__Work to complete__. Please copy out all lines of the entries that contain the word "MEDICAL".

__Task input__.
==*==

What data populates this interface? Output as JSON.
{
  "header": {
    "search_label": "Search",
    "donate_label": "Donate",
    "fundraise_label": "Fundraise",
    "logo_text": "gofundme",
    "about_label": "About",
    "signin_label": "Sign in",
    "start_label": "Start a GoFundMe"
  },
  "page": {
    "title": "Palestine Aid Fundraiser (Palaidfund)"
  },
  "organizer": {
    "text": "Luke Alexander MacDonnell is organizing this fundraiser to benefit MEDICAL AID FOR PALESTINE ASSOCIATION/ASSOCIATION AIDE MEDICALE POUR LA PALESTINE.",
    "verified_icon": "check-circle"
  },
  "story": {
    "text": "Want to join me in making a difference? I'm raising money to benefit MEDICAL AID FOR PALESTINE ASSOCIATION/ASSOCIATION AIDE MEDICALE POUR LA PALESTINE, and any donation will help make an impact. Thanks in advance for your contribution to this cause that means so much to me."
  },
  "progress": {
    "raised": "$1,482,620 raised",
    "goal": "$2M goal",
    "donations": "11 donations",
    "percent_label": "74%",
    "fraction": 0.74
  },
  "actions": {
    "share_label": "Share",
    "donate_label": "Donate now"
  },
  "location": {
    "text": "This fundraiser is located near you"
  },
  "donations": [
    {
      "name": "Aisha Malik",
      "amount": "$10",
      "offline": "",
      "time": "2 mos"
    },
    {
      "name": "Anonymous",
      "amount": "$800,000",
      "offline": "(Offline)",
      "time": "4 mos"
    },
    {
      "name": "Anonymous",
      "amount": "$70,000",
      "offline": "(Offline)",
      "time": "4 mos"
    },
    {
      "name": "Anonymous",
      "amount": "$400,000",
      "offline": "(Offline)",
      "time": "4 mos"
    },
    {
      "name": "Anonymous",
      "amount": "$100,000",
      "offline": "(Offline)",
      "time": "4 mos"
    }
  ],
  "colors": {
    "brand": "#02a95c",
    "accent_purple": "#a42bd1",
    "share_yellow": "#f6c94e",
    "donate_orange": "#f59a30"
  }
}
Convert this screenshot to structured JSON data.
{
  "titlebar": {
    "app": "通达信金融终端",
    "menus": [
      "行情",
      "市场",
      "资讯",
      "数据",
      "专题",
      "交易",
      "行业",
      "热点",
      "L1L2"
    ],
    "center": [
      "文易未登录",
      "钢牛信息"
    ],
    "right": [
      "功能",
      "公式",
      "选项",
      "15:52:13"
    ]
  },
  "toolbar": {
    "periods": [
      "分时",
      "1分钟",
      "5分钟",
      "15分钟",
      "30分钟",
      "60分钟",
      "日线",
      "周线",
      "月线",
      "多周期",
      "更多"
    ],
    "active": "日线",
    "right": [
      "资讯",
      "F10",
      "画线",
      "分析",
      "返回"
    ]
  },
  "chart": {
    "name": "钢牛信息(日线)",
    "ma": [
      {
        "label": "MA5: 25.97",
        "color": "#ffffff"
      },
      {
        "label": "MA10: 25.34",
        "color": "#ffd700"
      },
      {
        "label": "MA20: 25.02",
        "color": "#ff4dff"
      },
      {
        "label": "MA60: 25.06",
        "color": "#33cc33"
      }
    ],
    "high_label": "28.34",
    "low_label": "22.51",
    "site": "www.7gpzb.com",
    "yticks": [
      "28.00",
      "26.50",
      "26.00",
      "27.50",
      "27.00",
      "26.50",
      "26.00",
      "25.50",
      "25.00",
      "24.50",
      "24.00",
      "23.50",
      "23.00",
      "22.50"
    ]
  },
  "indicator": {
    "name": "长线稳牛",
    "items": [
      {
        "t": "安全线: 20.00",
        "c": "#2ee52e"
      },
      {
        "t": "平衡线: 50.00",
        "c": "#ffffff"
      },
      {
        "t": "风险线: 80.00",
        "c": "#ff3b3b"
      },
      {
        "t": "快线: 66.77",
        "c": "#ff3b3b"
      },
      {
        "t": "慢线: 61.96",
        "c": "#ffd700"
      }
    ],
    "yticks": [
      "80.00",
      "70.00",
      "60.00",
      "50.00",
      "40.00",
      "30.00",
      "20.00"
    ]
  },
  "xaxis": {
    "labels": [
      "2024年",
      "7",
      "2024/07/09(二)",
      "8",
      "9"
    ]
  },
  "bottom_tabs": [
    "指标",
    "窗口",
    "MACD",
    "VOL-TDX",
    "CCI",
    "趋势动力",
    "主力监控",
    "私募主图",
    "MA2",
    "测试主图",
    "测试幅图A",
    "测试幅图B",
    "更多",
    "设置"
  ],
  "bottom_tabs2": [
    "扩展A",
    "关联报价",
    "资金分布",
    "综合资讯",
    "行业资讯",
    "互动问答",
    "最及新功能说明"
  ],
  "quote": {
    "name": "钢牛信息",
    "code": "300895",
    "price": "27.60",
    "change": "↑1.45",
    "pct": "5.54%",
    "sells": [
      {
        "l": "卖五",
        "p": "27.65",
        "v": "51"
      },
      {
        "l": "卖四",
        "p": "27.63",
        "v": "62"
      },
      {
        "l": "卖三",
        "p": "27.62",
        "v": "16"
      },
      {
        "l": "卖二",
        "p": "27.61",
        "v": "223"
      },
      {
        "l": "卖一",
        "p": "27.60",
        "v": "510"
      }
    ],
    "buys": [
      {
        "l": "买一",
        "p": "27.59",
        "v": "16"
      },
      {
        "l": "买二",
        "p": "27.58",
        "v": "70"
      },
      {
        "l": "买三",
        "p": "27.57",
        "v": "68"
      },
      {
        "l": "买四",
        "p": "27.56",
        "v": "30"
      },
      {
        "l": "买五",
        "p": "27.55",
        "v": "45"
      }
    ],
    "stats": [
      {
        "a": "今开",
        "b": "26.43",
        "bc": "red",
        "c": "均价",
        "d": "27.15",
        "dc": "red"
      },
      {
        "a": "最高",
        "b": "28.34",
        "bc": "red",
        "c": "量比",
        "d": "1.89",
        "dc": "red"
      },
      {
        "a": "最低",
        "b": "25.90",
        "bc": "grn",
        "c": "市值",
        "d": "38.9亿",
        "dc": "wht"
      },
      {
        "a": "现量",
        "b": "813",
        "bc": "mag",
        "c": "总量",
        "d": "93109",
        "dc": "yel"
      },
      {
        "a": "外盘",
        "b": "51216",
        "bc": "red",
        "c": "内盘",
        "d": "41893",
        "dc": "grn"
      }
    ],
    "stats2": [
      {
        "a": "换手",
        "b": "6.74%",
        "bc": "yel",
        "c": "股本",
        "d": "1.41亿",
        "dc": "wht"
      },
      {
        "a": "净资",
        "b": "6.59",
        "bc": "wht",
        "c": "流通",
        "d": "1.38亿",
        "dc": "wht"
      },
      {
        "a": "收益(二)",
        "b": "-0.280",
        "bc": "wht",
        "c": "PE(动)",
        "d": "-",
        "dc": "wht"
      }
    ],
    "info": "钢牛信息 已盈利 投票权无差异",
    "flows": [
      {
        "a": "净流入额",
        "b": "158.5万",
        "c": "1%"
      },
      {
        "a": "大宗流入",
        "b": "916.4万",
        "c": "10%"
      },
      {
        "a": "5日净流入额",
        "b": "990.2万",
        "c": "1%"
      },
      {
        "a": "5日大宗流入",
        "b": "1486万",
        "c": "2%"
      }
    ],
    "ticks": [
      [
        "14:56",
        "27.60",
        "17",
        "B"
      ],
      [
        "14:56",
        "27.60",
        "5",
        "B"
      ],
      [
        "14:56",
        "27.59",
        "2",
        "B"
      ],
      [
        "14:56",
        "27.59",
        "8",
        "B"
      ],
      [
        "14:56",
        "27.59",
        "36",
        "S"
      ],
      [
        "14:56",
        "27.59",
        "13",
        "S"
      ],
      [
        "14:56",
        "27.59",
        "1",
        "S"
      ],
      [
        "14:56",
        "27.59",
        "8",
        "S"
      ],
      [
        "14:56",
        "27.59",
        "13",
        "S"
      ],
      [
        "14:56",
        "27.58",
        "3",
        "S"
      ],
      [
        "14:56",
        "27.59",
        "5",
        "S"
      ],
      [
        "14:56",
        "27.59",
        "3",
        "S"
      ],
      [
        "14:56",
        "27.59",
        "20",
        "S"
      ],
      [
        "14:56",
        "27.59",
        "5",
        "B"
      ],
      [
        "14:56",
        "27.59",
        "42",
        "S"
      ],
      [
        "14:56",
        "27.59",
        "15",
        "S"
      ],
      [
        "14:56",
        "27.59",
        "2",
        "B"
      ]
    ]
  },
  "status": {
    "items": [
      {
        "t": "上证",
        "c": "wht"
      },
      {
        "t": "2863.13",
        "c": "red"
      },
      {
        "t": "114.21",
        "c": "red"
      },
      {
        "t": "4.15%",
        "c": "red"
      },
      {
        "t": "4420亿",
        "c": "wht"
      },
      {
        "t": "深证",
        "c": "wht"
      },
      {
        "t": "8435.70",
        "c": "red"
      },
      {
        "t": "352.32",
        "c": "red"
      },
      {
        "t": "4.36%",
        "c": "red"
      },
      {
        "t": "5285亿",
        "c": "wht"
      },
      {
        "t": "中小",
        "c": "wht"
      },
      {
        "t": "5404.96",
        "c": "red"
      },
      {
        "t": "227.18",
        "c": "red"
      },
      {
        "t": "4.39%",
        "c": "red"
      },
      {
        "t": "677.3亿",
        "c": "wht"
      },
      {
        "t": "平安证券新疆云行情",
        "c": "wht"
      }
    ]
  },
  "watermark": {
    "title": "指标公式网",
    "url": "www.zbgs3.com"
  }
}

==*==

__Response box__.
    "text": "Luke Alexander MacDonnell is organizing this fundraiser to benefit MEDICAL AID FOR PALESTINE ASSOCIATION/ASSOCIATION AIDE MEDICALE POUR LA PALESTINE.",
    "text": "Want to join me in making a difference? I'm raising money to benefit MEDICAL AID FOR PALESTINE ASSOCIATION/ASSOCIATION AIDE MEDICALE POUR LA PALESTINE, and any donation will help make an impact. Thanks in advance for your contribution to this cause that means so much to me."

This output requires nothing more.